Copy every line from the data below in which the string "author" can be found.

Entries taken from a collection
★ ★ ★ ★ ★ ★ ★
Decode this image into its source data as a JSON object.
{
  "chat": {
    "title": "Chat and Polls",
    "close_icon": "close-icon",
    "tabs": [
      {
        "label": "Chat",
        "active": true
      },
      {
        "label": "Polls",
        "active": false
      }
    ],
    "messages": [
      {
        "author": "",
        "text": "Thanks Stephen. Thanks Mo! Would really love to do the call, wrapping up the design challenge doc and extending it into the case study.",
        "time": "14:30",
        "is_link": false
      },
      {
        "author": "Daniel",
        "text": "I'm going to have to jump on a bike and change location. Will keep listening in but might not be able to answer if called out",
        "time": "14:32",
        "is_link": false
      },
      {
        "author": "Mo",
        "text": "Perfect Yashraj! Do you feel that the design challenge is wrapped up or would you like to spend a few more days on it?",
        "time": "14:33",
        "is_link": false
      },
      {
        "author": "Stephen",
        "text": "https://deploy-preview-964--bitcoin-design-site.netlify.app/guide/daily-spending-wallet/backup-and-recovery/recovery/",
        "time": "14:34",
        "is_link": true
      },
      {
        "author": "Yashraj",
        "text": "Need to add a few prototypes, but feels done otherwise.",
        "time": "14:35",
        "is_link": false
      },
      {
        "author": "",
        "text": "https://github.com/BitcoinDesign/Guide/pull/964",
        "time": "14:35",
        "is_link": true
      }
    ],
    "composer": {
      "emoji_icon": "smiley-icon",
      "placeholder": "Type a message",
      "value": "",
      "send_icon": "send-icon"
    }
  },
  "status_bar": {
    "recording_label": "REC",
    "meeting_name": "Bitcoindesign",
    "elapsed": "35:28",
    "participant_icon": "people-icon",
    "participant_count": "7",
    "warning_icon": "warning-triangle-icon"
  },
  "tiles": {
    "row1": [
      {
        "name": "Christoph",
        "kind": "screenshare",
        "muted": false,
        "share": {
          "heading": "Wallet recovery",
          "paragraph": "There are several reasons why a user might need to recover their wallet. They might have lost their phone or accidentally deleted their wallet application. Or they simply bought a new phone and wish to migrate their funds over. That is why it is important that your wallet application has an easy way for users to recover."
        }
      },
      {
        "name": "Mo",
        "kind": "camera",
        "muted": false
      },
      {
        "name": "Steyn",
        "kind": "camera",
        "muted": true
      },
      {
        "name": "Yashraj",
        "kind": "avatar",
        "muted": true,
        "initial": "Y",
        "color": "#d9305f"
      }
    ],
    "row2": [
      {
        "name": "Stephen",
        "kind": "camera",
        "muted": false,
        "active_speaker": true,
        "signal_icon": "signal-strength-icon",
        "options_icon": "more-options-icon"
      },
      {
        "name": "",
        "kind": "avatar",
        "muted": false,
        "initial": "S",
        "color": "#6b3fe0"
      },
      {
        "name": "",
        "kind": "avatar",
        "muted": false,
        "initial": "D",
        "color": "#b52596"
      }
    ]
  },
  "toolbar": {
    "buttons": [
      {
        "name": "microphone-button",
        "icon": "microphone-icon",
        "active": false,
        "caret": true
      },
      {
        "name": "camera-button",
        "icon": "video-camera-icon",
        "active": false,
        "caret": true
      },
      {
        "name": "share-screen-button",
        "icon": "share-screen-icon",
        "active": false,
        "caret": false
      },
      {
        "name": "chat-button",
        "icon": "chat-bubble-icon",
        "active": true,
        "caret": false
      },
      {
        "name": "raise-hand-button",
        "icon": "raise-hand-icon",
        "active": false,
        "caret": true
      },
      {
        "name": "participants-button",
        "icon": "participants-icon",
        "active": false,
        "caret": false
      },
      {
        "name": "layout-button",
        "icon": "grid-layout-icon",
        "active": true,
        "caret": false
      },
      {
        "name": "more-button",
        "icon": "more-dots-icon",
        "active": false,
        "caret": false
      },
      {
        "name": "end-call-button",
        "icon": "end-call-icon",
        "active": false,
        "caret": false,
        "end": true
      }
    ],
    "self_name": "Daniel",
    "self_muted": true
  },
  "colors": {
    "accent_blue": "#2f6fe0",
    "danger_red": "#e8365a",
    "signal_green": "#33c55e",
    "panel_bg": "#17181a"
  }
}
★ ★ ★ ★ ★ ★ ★
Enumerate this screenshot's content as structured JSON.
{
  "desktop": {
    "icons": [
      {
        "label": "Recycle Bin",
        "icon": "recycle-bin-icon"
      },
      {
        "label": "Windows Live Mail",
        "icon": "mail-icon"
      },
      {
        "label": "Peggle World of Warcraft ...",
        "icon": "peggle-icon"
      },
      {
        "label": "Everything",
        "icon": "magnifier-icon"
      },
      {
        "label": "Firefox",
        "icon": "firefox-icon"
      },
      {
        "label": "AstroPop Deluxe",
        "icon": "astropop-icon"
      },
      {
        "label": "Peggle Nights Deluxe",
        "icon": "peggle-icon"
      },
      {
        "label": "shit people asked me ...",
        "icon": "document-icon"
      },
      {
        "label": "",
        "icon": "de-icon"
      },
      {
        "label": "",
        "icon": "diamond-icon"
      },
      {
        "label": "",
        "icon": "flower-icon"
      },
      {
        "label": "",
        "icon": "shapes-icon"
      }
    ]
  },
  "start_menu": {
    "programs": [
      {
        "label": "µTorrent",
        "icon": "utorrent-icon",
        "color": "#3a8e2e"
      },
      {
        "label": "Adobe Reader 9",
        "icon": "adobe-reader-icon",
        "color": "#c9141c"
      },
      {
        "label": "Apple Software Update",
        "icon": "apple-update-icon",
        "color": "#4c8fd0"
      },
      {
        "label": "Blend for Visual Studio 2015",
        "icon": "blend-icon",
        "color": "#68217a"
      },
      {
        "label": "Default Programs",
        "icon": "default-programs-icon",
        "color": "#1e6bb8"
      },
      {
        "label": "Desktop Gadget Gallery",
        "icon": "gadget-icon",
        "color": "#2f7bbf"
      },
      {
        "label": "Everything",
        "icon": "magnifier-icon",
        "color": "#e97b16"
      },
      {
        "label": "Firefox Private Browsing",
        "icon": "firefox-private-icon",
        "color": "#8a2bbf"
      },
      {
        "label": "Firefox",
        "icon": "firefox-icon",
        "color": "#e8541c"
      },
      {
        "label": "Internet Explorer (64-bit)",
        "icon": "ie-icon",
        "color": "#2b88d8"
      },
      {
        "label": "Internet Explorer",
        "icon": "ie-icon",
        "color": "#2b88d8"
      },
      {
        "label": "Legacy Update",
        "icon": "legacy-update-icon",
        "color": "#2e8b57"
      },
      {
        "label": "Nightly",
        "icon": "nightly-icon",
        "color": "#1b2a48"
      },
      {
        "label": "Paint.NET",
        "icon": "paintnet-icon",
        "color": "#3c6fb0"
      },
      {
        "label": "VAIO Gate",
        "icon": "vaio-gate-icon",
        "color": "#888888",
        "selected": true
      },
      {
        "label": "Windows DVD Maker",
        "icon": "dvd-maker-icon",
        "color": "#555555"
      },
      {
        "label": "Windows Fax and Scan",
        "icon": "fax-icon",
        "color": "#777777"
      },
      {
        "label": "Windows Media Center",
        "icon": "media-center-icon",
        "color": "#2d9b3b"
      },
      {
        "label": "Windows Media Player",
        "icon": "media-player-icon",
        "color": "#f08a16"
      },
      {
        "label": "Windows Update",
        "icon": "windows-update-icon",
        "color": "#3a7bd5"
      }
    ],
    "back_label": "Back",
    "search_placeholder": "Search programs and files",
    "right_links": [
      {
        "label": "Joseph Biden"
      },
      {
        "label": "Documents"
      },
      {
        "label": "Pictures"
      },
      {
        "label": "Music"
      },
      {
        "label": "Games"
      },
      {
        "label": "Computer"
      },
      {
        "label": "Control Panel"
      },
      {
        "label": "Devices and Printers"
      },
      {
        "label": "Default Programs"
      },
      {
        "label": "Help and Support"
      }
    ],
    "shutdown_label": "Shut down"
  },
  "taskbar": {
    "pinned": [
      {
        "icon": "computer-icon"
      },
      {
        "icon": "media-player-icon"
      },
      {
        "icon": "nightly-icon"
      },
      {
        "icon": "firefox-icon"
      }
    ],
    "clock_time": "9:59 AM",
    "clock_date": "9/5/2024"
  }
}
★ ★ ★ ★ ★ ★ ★
● **OUTPUT OF THE EXERCISE**
        "author": "",
        "author": "Daniel",
        "author": "Mo",
        "author": "Stephen",
        "author": "Yashraj",
        "author": "",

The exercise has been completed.